Sorry, I don't have enough time to have a discussion about all possible battles. I think, in disputable cases and in cases where there is simply no clear data, it's helfpul not to put any numbers into the infobox. Because data in the infobox appear to be official or more valuable than others. It's the best to discuss the numbers in the text. And I think you can't remove Filyushkin's justified objections. My compromise: because of troops of Polish origin I included Poland in the infobox, although it's not clear, whether Poland was at war at that moment. --Shervinsky (talk) 23:37, 4 January 2014 (UTC)

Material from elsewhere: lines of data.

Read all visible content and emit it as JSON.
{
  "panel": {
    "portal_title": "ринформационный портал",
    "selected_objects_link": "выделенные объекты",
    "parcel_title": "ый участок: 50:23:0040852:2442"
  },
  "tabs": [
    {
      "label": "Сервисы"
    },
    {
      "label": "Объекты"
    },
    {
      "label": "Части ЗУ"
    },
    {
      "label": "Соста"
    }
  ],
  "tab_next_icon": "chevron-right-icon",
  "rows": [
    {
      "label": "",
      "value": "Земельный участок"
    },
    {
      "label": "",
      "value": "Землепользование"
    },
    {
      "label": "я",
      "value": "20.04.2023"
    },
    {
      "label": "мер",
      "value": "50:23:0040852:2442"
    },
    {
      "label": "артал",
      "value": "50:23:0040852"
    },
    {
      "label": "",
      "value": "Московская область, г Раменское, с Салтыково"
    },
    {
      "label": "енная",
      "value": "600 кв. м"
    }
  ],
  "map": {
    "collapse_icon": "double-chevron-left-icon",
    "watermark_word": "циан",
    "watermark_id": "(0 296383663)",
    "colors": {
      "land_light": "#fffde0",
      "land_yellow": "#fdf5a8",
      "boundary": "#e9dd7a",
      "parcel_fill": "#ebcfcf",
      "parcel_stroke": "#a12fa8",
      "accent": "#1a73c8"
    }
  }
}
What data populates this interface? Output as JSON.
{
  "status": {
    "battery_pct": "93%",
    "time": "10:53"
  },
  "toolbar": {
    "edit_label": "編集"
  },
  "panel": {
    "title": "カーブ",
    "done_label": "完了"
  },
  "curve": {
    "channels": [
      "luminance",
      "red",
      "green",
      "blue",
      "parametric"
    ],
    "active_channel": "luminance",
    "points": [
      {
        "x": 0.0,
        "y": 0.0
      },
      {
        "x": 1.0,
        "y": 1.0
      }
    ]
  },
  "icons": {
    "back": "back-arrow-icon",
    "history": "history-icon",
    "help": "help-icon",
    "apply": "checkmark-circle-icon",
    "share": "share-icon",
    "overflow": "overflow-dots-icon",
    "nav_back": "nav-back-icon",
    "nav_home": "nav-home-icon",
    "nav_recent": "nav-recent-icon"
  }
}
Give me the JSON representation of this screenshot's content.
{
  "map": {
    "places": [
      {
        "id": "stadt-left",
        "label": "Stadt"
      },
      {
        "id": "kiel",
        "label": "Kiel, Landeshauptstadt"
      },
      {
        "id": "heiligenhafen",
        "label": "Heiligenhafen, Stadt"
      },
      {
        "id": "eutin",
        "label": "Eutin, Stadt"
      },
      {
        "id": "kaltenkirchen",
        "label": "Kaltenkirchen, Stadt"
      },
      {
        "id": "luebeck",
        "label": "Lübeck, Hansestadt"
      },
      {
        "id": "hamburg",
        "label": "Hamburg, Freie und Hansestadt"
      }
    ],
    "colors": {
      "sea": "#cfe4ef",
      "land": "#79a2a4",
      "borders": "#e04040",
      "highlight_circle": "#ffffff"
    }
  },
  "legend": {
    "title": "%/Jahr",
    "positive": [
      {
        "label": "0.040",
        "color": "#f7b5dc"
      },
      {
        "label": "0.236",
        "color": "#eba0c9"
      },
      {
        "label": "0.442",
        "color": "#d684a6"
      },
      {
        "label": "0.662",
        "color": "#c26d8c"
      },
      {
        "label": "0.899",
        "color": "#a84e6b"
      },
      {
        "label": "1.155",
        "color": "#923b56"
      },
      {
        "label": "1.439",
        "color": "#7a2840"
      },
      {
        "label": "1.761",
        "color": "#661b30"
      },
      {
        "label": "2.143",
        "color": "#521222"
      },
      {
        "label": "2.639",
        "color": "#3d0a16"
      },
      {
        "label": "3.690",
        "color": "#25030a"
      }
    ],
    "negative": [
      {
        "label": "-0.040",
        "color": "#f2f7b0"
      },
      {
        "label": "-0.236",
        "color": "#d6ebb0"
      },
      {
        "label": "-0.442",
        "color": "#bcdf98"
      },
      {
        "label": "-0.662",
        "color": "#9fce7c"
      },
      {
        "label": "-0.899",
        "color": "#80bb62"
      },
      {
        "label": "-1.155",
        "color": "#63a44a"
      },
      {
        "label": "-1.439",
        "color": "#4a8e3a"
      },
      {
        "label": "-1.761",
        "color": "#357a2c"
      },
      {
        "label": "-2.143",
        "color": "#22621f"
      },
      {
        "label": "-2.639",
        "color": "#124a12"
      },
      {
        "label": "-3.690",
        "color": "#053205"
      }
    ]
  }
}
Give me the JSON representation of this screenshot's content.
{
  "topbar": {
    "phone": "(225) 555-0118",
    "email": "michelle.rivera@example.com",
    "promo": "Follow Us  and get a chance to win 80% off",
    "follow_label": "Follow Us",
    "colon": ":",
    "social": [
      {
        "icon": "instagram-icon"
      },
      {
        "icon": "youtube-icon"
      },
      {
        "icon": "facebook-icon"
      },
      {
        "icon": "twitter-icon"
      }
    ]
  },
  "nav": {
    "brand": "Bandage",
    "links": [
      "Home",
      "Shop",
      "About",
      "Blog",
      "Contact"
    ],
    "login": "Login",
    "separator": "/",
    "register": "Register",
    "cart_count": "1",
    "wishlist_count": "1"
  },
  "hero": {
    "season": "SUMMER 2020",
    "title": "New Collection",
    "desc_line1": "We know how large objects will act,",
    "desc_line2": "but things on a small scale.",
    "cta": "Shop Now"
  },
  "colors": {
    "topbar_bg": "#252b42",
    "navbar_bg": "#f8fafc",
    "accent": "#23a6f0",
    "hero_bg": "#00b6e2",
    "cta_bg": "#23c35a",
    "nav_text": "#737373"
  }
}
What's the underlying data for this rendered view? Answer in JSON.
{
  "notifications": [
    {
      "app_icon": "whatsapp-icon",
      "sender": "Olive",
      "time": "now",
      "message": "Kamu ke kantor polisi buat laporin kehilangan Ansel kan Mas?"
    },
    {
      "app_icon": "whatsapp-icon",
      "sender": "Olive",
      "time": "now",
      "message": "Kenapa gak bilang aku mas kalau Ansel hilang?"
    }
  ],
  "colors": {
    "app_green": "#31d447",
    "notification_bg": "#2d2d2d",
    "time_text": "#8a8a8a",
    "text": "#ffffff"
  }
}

Okay in that case numbers will be only in the text. But what to Lithuania in infobox, this is an obvious mistake, the point is not that these troops was Polish origin but that they were paid by the Polish state treasury, they were not mercenaries and were not part of the Lithuanian army, these troops acted independently in relation to the Lithuanians. As I wrote earlier commander of the whole Polish corps was Florian Zebrzydowski who was hetman. These troops marched on Lithuania from Livonia, where he was stationed. The second issue is the outcome of the battle, both tactically and strategically it was a Polish victory, because strategic objective of the Poles was to withdraw to the main forces which were Jezieryszcze (in Belarusian Езярышча), and do not be defeated, what the Poles did. At the tactical victory, all Russians attacks were repulsed and Russians have suffered greater losses. In contrast, the Russians did not achieve both the tactical or strategic objective, have numerical superiority troops, they were not able to defeat opponent. After the battle when the Poles withdrew, the Russians did not dare to attack them. So outcome of the battle is clear. The current text there is biased and suggests that Polish historians uncritically accept old sources. Old sources give number of enemy troops together with servants, which does not mean that these numbers are not realistic, of this number, soldiers could be four times less as servants. And why did you delete Leśniowolski coat of arms? Kcdlp (talk) 19:00, 5 January 2014 (UTC)